A surgical drain is a tube used to remove pus, blood or other fluids from a wound.
A drainage tube is usually only used in extreme medical situations when the patient is at greater risk of having complications from a collection of fluid around an organ, over the risk of inserting a drainage tube.
T he closed drainage system is a system of tubing or other apparatus that is attached to the body to remove fluids in an airtight circuit that prevents any type of environmental contaminants from entering the wound or area being drained.
The open drainage system is a tube or apparatus that is inserted into the body and drains out onto a dressing.
Lastly the suction drainage system uses a pump or mechanical device to help pull the excessive fluid from the body.
Jackson-Pratt drain- closed drainage system / uses suction
consists of a tube connected to a see-through collection bulb. The bulb has a drainage port which can be opened to remove fluid or air so that the bulb can be squeezed to create suction. The drain is placed below the area of the wound.
T-Tube drain is used for mostly for patients who have undergone gallbladder surgery or surgery of the surrounding tubes draining the gallbladder. This type of drainage most resembles a T and drains into a collection bag.
Paré was an astute observer and brought many innovations to surgery and wound care. One of the most important concepts he introduced was that wounds should be treated gently to reduce inflammation and promote healing. For a significant part of his career Ambroise Paré was a barber surgeon in the army of the king of France. He abandoned the traditional treatment of cauterizing wound after his experience in the battle of Turin in 1536, when the French fought the Italians.
Absorbable suture materials are those that are broken down. The original absorbable suture materials were plain and chromic “cat gut,” which actually consisted of processed collagen derived from the submucosa of animal intestines. Plain gut is broken down enzymatically after about 7 days. Chromic gut is collagen treated with chromium salts to delay break down. Chromic gut typically loses its strength after 2-3 weeks is completely digested after about 3 months.
Now there are many synthetic absorbable materials made from polymers (e.g., Vicryl and Monocryl). These materials are broken down non-enzymatically by hydrolysis; water penetrates the suture filaments and causes breakdown of the polymer chain. As a result, synthetic absorbables tend to evoke less tissue reaction than plain or chromic gut.
Non-absorbable sutures are made of materials that are not readily broken down by the body’s enzymes or by hydrolysis. There are naturally occurring non-absorbable materials e.g., silk, cotton, and steel)
synthetic non-absorbable materials (e.g., nylon and Prolene, Mersilene). In some cases they are left in place indefinitely (e.g., when used to close the abdominal fascia), and in other cases they are removed after adequate healing has occurred (e.g., nylon sutures to close a superficial laceration).
Face: 3-4 days Scalp: 5 days Trunk: 7 days Arm or leg: 7-10 days Foot 10-14 days
How? Many patients are very apprehensive about suture removal, so the first step is to reassure the patient that the procedure is not painful.
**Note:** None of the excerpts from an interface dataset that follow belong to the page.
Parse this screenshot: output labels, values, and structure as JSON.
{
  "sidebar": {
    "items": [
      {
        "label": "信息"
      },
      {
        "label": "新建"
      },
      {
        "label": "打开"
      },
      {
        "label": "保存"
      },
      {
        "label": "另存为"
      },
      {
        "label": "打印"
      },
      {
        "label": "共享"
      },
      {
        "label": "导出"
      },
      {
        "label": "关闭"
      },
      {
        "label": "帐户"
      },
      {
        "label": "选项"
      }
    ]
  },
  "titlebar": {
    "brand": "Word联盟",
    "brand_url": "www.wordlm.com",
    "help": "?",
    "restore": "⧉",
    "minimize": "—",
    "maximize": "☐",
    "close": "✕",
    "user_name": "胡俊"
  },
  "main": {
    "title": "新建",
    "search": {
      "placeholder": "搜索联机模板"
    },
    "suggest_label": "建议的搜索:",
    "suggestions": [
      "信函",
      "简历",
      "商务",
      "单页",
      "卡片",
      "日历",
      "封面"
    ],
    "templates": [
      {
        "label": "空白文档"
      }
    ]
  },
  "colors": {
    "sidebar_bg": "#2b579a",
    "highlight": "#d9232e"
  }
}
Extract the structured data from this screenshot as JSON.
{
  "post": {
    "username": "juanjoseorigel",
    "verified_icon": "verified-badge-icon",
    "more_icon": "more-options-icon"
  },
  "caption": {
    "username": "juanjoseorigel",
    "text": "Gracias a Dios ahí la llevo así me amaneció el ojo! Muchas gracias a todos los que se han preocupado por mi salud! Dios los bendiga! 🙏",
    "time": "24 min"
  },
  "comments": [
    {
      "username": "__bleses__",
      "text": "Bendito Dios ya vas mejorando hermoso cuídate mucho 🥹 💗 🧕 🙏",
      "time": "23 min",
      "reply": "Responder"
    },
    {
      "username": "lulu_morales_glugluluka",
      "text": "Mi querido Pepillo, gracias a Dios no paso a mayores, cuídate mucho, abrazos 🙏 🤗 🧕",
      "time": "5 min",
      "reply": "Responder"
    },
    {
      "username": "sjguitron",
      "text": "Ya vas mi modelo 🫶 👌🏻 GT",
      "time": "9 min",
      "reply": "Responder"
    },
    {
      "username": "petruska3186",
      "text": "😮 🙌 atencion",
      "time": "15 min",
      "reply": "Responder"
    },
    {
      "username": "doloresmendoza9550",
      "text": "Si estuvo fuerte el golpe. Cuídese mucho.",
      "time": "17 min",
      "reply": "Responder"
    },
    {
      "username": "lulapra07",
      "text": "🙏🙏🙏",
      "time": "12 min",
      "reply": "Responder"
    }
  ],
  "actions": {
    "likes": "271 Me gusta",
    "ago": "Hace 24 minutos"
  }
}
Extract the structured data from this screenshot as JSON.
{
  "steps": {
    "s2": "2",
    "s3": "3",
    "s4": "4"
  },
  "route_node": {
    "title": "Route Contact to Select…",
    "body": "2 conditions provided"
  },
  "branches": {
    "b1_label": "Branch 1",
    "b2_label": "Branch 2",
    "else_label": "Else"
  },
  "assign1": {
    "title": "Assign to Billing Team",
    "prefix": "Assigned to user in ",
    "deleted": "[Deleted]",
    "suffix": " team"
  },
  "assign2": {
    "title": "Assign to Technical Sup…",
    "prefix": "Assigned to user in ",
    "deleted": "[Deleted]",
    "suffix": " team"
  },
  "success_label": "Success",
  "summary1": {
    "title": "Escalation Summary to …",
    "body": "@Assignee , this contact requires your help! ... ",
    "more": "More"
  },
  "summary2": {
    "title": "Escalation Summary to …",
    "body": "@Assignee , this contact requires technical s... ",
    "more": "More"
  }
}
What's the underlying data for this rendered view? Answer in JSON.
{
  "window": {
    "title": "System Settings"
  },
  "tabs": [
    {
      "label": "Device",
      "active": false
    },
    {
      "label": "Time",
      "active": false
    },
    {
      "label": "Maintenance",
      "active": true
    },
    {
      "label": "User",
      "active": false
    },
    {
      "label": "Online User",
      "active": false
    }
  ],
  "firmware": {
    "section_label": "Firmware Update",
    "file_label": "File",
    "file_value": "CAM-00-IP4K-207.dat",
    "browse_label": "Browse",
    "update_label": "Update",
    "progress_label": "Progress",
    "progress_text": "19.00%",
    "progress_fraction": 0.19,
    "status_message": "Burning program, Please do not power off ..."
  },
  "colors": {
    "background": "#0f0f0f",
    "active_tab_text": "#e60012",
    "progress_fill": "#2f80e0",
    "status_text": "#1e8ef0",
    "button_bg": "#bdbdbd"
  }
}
The skin should be cleansed. Hydrogen peroxide is a good choice for gently removing dried blood and exudates.